Joyce Gibson Roach

Tony Burgess, a man for dry seasons (nomination for Texan of the Year published in Dallas Morning News)

Al Gore’s An Inconvenient Truth (2006) spotlighted Global Warming, pointing out all the horrors, naming the consequences, hopefully scaring the designer socks off us. Prince Charles’s Harmony ( Nov. 19, 2010) didn’t spend time on a litany of disaster, but rather showed international examples of working with nature rather than against it.  Simple. But overall that’s what the Green Movement is about.

But what about right here in North Central Texas?  Do we have a person of such stature doing anything? Yes. Not a politician or a prince, Tony Burgess, TCU Professor of Professional Practice in Environmental Science, is Our Man of the Brown Movement. Not enough green around Dallas or Fort Worth to call anything Green.

It is the arid, prairies and plains that contain examples of land—plants, trees, wildlife—that can survive the climate with little water, adapt to a variety of changes over the eons. Even the wind and the sun, if harnessed, provide nature’s support.

Teaching in a climate controlled classroom is not what he does. His classroom is more often outdoors and down in the dirt.  And he’s a Texan, born and bred.

Burgess’s ancestry is tied to illustrious pioneer names in Tarrant County, Van Zandt and Jarvis. He grew up in Fort Worth but headed west for his education (MS, Texas Tech; PhD, U of AZ), and sojourned in the Southwest as a desert biologist.  

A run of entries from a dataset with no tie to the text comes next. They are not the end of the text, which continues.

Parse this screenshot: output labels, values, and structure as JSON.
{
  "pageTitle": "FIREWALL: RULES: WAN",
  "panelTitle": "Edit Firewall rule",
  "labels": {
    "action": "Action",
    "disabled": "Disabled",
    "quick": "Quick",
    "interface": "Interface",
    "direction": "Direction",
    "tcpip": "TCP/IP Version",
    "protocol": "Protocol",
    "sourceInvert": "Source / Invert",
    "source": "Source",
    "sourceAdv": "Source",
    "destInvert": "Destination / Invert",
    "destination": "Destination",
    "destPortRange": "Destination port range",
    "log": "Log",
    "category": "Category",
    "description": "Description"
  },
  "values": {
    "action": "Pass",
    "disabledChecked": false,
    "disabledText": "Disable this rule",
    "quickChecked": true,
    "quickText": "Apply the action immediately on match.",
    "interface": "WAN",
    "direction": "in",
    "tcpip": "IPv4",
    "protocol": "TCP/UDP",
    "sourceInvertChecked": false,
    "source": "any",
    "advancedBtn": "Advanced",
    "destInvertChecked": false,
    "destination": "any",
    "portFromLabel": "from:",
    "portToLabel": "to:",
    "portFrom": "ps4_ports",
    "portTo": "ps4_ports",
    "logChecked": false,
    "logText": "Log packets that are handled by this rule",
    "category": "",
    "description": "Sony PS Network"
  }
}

For 19 years he worked with the Biosphere 2 Project north of Tucson. Remember  Biosphere?  It was described as a far fetched science experiment, wherein life was created in a self contained “terraquarium.” It met its demise because it was an idea whose time had not come and at a time when global disaster was predicted but nobody believed it.  We believe it now.

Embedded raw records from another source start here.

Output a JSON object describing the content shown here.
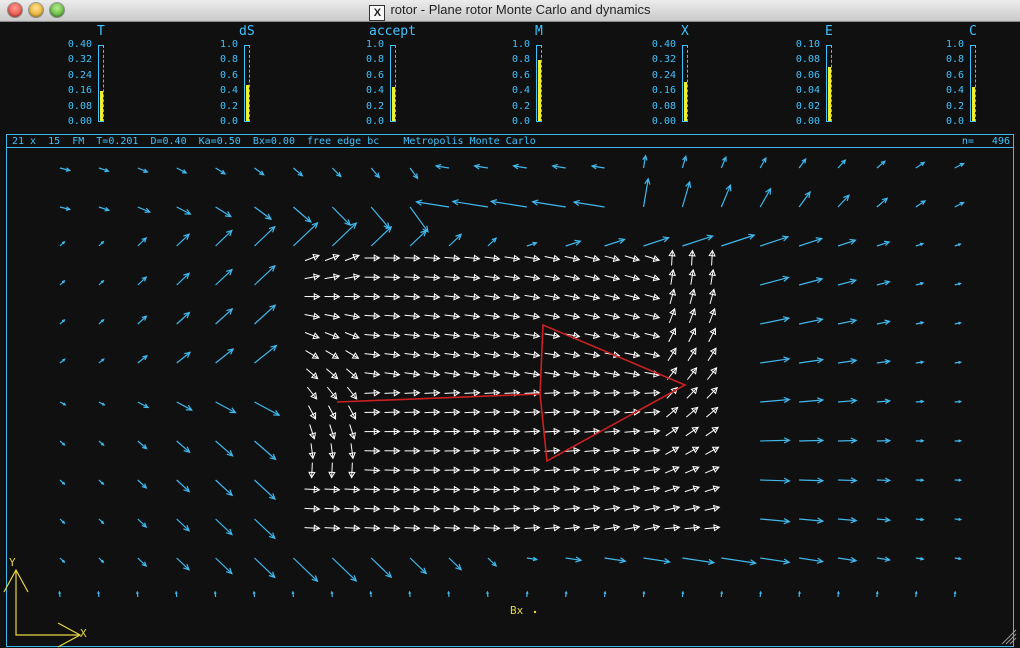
{
  "window": {
    "title": "rotor - Plane rotor Monte Carlo and dynamics",
    "x_logo": "X"
  },
  "meters": [
    {
      "label": "T",
      "ticks": [
        "0.40",
        "0.32",
        "0.24",
        "0.16",
        "0.08",
        "0.00"
      ],
      "level": 0.4
    },
    {
      "label": "dS",
      "ticks": [
        "1.0",
        "0.8",
        "0.6",
        "0.4",
        "0.2",
        "0.0"
      ],
      "level": 0.48
    },
    {
      "label": "accept",
      "ticks": [
        "1.0",
        "0.8",
        "0.6",
        "0.4",
        "0.2",
        "0.0"
      ],
      "level": 0.46
    },
    {
      "label": "M",
      "ticks": [
        "1.0",
        "0.8",
        "0.6",
        "0.4",
        "0.2",
        "0.0"
      ],
      "level": 0.82
    },
    {
      "label": "X",
      "ticks": [
        "0.40",
        "0.32",
        "0.24",
        "0.16",
        "0.08",
        "0.00"
      ],
      "level": 0.52
    },
    {
      "label": "E",
      "ticks": [
        "0.10",
        "0.08",
        "0.06",
        "0.04",
        "0.02",
        "0.00"
      ],
      "level": 0.72
    },
    {
      "label": "C",
      "ticks": [
        "1.0",
        "0.8",
        "0.6",
        "0.4",
        "0.2",
        "0.0"
      ],
      "level": 0.46
    }
  ],
  "status": {
    "text": "21 x  15  FM  T=0.201  D=0.40  Ka=0.50  Bx=0.00  free edge bc    Metropolis Monte Carlo",
    "count": "n=   496"
  },
  "axes": {
    "y_label": "Y",
    "x_label": "X",
    "field_label": "Bx"
  },
  "colors": {
    "meter_text": "#3fc3ff",
    "bar_fill": "#f0f030",
    "outer_arrows": "#3fb8ee",
    "inner_arrows": "#ffffff",
    "triangle": "#cc2020",
    "axes": "#e6d640",
    "background": "#101010"
  }
}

Burgess is a has-been: He has been a professor, botanist, ecological engineer, consulting biologist, site naturalist, coordinator for environmental and conservation work with prestigious universities and organizations nationally and internationally. He came back home, an unrepentant Texan, and to TCU in 1995.

But what about his vision as he tramped the desert like Moses wandering in the wilderness looking for the Promised Land?  Burgess apparently realized that the rain starved lands of the Southwest were his promised land.

It’s one thing to teach interested degree-seeking students cutting edge thinking and methods of the Brown Movement. It’s another to get ordinary citizens interested. A lot of us do our part by recycling, becoming more attuned to wastefulness and such. But how do you convert large-land owners, corporate businesses, legislators, developers?

You teach, speak, suggest, encourage, but mostly demonstrate over and over again at workshops, conferences, classes, club meetings, schools, dinners, and on the street corner, if necessary, in dramatic and doable ways what can be accomplished in the city, town, ranch, campus, neighborhood. You bring to bear every nature centered group’s participation in an idea larger than themselves.

Landscape with plants, shrubs, trees that require little care and minimal watering. Grow organic foods, practice water conservation, refuse and waste management; use reusable materials to build.

Among the many examples I might offer of Burgess’ work, a recent one brings all his expertise and passion to bear: putting a 20,000 square foot roof on the new headquarters of the Botanical Research Institute of Texas at the Botanical Gardens in Forest Park. Using such roofing methods was an idea born of masters’ thesis work by David Williams and Jon Kinder, two of Burgess’ students.

It’s called a living roof and constructed from native soil and plants requiring little care. Such are found on the Fort Worth Prairie, a vestige of ancient grasslands of the Grand Prairie west of the city in need of being rescued by private and public means. It was a collaboration of BRIT and the Fort Worth Nature Center and Refuge.

Burgess consults and works on the project, spending week-ends and afternoons in the field, a new kind of hunter-gatherer. He continues teaching, speaking, meeting, inspiring even while recovering from successful cancer treatment. He’s the go-to guy in almost every Green/Brown project in North Central Texas.

I believe this quiet, determined, tireless, practicing natural scientist will someday find his place among the likes of Johnny Appleseed and Daniel Boone. Someone will no doubt report seeing a solitary man, wind blowing a gray beard against his face, gathering things from plants and bushes somewhere in the Southwest.

The work of Tony Burgess fulfills the call to feed the hungry, clothe the naked, shelter the homeless who, in a few more generations, may be us.  (700 words)